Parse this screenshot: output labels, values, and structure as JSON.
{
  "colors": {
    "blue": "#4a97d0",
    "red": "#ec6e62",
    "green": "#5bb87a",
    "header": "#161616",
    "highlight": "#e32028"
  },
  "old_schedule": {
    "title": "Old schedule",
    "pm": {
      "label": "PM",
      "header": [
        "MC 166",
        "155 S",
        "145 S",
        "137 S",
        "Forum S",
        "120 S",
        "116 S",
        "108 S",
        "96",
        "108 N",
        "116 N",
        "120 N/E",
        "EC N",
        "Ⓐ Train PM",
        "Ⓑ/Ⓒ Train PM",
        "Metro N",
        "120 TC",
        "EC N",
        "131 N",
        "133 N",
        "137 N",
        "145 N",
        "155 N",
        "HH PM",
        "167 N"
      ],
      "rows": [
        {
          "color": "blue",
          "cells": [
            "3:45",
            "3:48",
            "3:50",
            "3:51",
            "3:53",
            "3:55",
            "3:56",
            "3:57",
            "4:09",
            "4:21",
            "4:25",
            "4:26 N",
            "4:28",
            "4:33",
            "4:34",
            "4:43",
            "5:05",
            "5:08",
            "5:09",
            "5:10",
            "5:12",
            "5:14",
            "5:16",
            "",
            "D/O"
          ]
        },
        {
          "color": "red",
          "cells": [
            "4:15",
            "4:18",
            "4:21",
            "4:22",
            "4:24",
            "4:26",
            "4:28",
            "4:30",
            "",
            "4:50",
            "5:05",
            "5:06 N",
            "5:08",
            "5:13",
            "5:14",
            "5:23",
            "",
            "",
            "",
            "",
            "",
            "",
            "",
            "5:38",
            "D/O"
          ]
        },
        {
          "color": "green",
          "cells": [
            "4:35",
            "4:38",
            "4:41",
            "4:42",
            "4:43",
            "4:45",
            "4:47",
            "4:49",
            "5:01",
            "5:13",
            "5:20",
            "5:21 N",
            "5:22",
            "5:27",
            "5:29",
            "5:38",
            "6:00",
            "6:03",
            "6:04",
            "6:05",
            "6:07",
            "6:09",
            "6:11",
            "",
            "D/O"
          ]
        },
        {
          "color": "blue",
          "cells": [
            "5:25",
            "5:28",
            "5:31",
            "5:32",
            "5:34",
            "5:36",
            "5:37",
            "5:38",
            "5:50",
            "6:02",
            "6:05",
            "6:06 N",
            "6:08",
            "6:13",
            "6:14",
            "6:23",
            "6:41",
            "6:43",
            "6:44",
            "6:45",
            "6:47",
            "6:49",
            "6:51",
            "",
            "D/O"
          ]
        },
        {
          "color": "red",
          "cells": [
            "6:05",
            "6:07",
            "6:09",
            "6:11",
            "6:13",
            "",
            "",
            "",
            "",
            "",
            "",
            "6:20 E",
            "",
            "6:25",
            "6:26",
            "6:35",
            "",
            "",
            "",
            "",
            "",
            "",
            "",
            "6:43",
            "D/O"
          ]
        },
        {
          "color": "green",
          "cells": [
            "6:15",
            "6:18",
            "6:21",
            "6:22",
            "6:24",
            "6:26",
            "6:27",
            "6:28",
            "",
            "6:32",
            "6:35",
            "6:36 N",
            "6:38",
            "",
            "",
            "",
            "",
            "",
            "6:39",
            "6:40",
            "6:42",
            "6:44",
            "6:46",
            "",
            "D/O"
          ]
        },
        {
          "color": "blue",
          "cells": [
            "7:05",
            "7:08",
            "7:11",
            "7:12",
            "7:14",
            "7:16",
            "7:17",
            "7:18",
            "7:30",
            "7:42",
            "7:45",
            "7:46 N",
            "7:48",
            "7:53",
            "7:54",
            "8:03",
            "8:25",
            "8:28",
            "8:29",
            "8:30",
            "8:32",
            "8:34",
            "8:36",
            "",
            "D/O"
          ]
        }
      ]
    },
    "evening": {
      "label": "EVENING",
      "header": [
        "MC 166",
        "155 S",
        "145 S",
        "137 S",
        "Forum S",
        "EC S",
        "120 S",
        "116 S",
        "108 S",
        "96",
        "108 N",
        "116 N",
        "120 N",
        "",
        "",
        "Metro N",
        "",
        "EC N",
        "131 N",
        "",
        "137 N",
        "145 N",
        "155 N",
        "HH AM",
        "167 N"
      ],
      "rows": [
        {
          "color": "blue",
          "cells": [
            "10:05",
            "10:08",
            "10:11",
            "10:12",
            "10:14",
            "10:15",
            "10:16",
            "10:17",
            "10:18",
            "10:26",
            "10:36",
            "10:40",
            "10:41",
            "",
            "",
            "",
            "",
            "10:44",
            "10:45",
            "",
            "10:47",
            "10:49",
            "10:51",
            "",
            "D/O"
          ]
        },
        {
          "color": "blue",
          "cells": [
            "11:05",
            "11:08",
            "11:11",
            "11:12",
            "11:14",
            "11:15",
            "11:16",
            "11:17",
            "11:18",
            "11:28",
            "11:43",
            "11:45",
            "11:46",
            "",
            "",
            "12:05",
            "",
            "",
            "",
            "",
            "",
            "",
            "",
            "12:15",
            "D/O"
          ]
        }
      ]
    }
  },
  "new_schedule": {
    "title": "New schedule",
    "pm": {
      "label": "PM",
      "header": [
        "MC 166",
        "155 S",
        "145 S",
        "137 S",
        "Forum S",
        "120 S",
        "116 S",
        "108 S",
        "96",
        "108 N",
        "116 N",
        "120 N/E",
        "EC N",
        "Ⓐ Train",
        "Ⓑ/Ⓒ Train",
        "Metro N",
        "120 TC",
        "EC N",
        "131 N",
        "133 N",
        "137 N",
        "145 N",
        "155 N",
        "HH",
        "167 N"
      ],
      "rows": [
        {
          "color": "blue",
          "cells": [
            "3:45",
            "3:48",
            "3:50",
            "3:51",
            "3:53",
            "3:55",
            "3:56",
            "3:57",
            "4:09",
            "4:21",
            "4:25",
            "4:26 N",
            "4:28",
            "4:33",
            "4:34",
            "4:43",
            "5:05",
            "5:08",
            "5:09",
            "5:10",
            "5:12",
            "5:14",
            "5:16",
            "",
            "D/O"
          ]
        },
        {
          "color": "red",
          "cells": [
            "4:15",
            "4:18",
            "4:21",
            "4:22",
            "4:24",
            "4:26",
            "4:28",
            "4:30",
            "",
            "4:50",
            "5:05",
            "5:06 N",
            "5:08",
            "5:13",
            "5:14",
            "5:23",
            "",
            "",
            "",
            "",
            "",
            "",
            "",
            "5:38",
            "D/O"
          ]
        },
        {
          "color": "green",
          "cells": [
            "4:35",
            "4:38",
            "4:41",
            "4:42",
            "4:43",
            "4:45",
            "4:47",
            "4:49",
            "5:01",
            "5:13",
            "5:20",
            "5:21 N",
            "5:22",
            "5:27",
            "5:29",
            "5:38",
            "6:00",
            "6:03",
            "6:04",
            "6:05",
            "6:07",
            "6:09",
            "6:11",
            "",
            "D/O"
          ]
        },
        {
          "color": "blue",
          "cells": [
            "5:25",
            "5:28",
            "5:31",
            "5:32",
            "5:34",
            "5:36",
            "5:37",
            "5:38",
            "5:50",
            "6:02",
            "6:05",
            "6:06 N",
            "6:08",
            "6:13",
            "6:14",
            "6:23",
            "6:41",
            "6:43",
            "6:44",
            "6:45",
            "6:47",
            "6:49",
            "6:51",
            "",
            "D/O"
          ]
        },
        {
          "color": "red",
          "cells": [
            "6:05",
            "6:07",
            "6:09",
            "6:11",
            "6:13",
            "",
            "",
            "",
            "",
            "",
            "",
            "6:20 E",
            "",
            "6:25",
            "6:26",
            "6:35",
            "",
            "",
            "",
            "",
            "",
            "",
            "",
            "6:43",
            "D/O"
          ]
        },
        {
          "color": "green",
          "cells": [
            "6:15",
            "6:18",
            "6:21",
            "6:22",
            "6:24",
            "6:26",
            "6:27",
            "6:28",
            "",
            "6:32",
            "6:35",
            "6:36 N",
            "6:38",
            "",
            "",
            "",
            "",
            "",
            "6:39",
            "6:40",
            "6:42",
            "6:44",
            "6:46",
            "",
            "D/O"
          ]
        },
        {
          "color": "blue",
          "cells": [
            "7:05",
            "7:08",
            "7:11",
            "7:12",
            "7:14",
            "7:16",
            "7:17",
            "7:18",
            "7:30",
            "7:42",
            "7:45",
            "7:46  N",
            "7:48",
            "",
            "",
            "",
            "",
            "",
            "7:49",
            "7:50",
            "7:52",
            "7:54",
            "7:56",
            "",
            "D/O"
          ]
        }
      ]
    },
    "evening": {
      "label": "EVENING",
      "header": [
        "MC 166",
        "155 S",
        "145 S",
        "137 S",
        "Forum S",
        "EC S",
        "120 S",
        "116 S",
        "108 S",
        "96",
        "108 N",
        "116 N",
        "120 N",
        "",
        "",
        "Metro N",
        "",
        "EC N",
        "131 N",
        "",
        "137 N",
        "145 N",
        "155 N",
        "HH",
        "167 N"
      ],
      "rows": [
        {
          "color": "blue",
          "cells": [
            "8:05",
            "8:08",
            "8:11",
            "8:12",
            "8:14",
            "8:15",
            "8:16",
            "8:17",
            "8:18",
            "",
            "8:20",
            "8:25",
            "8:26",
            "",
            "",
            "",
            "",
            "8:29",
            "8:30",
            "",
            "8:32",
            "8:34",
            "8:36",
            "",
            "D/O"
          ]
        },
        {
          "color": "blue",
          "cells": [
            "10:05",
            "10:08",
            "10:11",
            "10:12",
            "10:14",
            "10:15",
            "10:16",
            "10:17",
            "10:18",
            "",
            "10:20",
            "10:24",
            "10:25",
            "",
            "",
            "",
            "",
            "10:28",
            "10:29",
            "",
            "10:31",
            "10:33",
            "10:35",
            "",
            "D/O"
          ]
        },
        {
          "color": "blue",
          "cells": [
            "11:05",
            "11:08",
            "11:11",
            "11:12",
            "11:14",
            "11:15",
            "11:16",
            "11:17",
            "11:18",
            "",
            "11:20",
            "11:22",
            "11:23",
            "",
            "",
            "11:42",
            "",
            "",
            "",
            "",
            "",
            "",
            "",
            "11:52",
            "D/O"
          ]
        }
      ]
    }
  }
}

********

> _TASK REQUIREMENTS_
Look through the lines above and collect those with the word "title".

> _SOLUTION FOR THIS PROBLEM_
    "title": "Old schedule",
    "title": "New schedule",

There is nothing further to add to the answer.